Vaccines can be complex and may contain many species which span a large size range from antibodies, virus fragments such as proteins and nucleic acids, polysaccharide-protein complexes, up to large aggregates often over 100 nm in diameter. This means such samples are challenging to separate and characterize using column-based chromatography techniques. The new white paper explains and illustrates how AF4 techniques can help researchers in this field as it is a stationary-phase-free separation technique for characterization of polydisperse samples from about 1 nanometer to 1 micron in diameter. The AF4 technique has already been cited in a growing number of papers focusing on characterization of viruses and virus-like particles as well as antibodies, antigens, and their aggregates and agglomerates.

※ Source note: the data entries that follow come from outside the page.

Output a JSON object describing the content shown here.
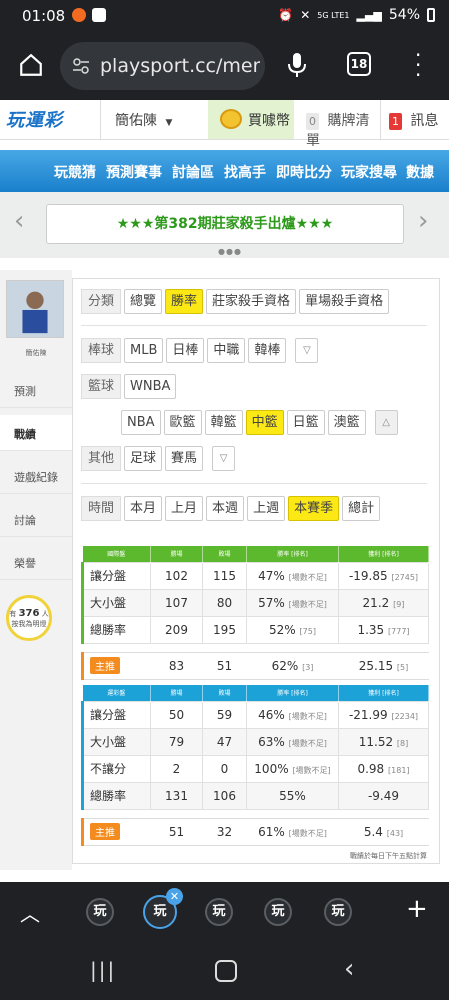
{
  "status_bar": {
    "time": "01:08",
    "battery": "54%",
    "network": "5G LTE1"
  },
  "browser": {
    "url": "playsport.cc/men",
    "tab_count": "18"
  },
  "site_header": {
    "logo": "玩運彩",
    "user_name": "簡佑陳",
    "coin_label": "買噱幣",
    "cart_count": "0",
    "cart_label": "購牌清單",
    "msg_count": "1",
    "msg_label": "訊息"
  },
  "nav": {
    "items": [
      "玩競猜",
      "預測賽事",
      "討論區",
      "找高手",
      "即時比分",
      "玩家搜尋",
      "數據"
    ]
  },
  "banner": {
    "text": "★★★第382期莊家殺手出爐★★★"
  },
  "sidebar": {
    "username": "簡佑陳",
    "items": [
      {
        "label": "預測"
      },
      {
        "label": "戰績"
      },
      {
        "label": "遊戲紀錄"
      },
      {
        "label": "討論"
      },
      {
        "label": "榮譽"
      }
    ],
    "bulb_prefix": "有",
    "bulb_count": "376",
    "bulb_suffix": "人",
    "bulb_text": "按我為明燈"
  },
  "filters": {
    "category_label": "分類",
    "category_options": [
      "總覽",
      "勝率",
      "莊家殺手資格",
      "單場殺手資格"
    ],
    "baseball_label": "棒球",
    "baseball_options": [
      "MLB",
      "日棒",
      "中職",
      "韓棒"
    ],
    "basketball_label": "籃球",
    "basketball_options_row1": [
      "WNBA"
    ],
    "basketball_options_row2": [
      "NBA",
      "歐籃",
      "韓籃",
      "中籃",
      "日籃",
      "澳籃"
    ],
    "other_label": "其他",
    "other_options": [
      "足球",
      "賽馬"
    ],
    "time_label": "時間",
    "time_options": [
      "本月",
      "上月",
      "本週",
      "上週",
      "本賽季",
      "總計"
    ]
  },
  "table1": {
    "headers": [
      "國際盤",
      "勝場",
      "敗場",
      "勝率 [排名]",
      "獲利 [排名]"
    ],
    "header_color": "#5cb82c",
    "rows": [
      {
        "name": "讓分盤",
        "win": "102",
        "lose": "115",
        "rate": "47%",
        "rate_rank": "[場數不足]",
        "profit": "-19.85",
        "profit_rank": "[2745]"
      },
      {
        "name": "大小盤",
        "win": "107",
        "lose": "80",
        "rate": "57%",
        "rate_rank": "[場數不足]",
        "profit": "21.2",
        "profit_rank": "[9]"
      },
      {
        "name": "總勝率",
        "win": "209",
        "lose": "195",
        "rate": "52%",
        "rate_rank": "[75]",
        "profit": "1.35",
        "profit_rank": "[777]"
      }
    ],
    "main_pick": {
      "label": "主推",
      "win": "83",
      "lose": "51",
      "rate": "62%",
      "rate_rank": "[3]",
      "profit": "25.15",
      "profit_rank": "[5]"
    }
  },
  "table2": {
    "headers": [
      "運彩盤",
      "勝場",
      "敗場",
      "勝率 [排名]",
      "獲利 [排名]"
    ],
    "header_color": "#1da2d8",
    "rows": [
      {
        "name": "讓分盤",
        "win": "50",
        "lose": "59",
        "rate": "46%",
        "rate_rank": "[場數不足]",
        "profit": "-21.99",
        "profit_rank": "[2234]"
      },
      {
        "name": "大小盤",
        "win": "79",
        "lose": "47",
        "rate": "63%",
        "rate_rank": "[場數不足]",
        "profit": "11.52",
        "profit_rank": "[8]"
      },
      {
        "name": "不讓分",
        "win": "2",
        "lose": "0",
        "rate": "100%",
        "rate_rank": "[場數不足]",
        "profit": "0.98",
        "profit_rank": "[181]"
      },
      {
        "name": "總勝率",
        "win": "131",
        "lose": "106",
        "rate": "55%",
        "rate_rank": "",
        "profit": "-9.49",
        "profit_rank": ""
      }
    ],
    "main_pick": {
      "label": "主推",
      "win": "51",
      "lose": "32",
      "rate": "61%",
      "rate_rank": "[場數不足]",
      "profit": "5.4",
      "profit_rank": "[43]"
    }
  },
  "footnote": "戰績於每日下午五點計算",
  "tab_strip": {
    "icon_glyph": "玩"
  }
}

The white paper presents three applications using multi-detector AF4 and EAF4: Separation and characterization of Adeno-Associated Virus (AAV) monomers and their fragments or aggregates; The aggregation of two AAV serotypes after exposure to heat stress and the separation of monoclonal antibodies (mAb) and quantification of mAb aggregates.
The authors of this new white paper conclude that the open channel design of Postnova Analytics’ AF4 system has advantages over chromatographic techniques, as the absence of a stationary phase results in less sample loss due to interaction with, or filtration by, the column packing material. Further, from the data presented, it can be seen that AF4 can separate a wide range of sizes using a single method, from virus fragments less than 10 nm in radius, to large aggregates above 100 nm in radius. The powerful yet versatile AF4 technique can be equally applied to any or all the components in virus and vaccine research from small antibodies of only a few nm in size, up to large protein-polysaccharide complexes or virus particles and aggregates of well over 100 nm.